→ **WHAT YOU SHOULD DO**
Among the entries below, find each line holding "want" and return it.
--- EXERCISE INPUTS Enclosed Below ---
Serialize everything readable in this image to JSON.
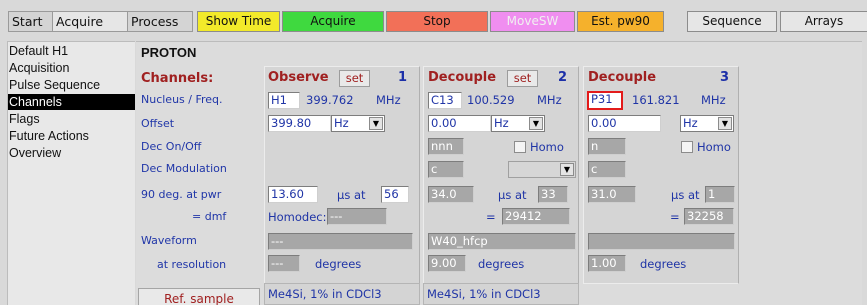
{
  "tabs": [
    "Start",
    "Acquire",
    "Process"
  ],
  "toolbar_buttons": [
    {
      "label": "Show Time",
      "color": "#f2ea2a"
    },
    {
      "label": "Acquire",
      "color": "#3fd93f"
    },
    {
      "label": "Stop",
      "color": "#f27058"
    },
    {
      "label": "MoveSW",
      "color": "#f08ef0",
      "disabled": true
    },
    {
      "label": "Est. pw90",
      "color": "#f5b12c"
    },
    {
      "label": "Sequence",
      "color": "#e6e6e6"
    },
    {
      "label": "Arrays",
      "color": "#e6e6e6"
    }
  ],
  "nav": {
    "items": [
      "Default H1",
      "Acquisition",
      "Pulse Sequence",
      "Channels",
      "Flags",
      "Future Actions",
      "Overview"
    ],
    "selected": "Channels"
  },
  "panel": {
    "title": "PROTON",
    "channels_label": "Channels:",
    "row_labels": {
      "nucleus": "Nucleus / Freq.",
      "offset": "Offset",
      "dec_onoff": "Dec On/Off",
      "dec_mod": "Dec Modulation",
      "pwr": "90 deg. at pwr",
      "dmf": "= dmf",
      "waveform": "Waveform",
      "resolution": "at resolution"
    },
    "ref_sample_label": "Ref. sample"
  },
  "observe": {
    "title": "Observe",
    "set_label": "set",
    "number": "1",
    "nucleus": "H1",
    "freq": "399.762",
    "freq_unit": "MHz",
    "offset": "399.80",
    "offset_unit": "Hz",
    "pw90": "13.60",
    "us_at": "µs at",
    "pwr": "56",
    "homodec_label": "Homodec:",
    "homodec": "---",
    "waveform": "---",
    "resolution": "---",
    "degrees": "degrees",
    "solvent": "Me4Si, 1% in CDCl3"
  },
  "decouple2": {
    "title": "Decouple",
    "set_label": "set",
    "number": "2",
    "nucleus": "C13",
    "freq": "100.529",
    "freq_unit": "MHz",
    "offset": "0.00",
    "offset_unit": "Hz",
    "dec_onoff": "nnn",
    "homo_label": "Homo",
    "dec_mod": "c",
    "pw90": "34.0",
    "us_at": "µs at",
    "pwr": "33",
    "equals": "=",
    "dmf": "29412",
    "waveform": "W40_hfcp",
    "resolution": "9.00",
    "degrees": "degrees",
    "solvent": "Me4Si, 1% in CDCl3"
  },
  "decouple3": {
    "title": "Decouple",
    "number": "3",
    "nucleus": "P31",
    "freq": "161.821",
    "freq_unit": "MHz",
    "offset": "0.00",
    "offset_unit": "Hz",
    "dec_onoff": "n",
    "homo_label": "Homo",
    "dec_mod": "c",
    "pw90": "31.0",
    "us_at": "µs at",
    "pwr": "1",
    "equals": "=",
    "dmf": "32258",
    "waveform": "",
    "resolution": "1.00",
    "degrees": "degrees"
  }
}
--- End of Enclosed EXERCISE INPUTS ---
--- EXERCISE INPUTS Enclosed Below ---
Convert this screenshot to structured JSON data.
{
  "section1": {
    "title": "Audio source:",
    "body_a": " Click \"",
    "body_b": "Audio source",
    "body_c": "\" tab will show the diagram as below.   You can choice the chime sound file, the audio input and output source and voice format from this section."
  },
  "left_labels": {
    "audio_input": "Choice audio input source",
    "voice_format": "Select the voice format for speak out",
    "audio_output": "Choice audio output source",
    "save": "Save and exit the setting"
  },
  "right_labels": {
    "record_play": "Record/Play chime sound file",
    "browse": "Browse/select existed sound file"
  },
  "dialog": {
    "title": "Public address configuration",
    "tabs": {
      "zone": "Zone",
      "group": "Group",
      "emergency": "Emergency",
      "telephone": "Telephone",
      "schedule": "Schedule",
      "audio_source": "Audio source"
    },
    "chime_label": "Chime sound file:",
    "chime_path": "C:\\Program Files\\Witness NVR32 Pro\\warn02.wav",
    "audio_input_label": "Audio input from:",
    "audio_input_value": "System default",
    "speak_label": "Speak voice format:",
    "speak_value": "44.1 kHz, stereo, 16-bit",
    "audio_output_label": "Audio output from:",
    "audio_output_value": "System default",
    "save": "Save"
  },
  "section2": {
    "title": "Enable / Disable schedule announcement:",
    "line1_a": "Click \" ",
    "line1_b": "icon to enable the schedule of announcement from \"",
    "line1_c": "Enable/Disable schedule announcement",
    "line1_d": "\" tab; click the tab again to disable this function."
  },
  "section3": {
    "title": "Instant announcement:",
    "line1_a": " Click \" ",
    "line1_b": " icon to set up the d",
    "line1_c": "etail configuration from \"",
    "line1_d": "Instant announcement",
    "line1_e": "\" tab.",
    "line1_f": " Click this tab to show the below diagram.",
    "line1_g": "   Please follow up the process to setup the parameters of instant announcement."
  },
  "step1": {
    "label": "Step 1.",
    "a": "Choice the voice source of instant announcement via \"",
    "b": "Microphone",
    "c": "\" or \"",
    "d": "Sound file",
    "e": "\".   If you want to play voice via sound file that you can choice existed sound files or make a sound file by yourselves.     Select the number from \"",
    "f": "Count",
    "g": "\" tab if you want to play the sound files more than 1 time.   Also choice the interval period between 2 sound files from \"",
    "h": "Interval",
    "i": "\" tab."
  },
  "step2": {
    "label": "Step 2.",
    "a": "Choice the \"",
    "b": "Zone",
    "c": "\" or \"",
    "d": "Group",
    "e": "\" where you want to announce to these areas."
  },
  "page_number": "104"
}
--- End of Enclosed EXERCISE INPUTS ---
→ **RESULT OF THE TASK**
    "e": "\".   If you want to play voice via sound file that you can choice existed sound files or make a sound file by yourselves.     Select the number from \"",
    "g": "\" tab if you want to play the sound files more than 1 time.   Also choice the interval period between 2 sound files from \"",
    "e": "\" where you want to announce to these areas."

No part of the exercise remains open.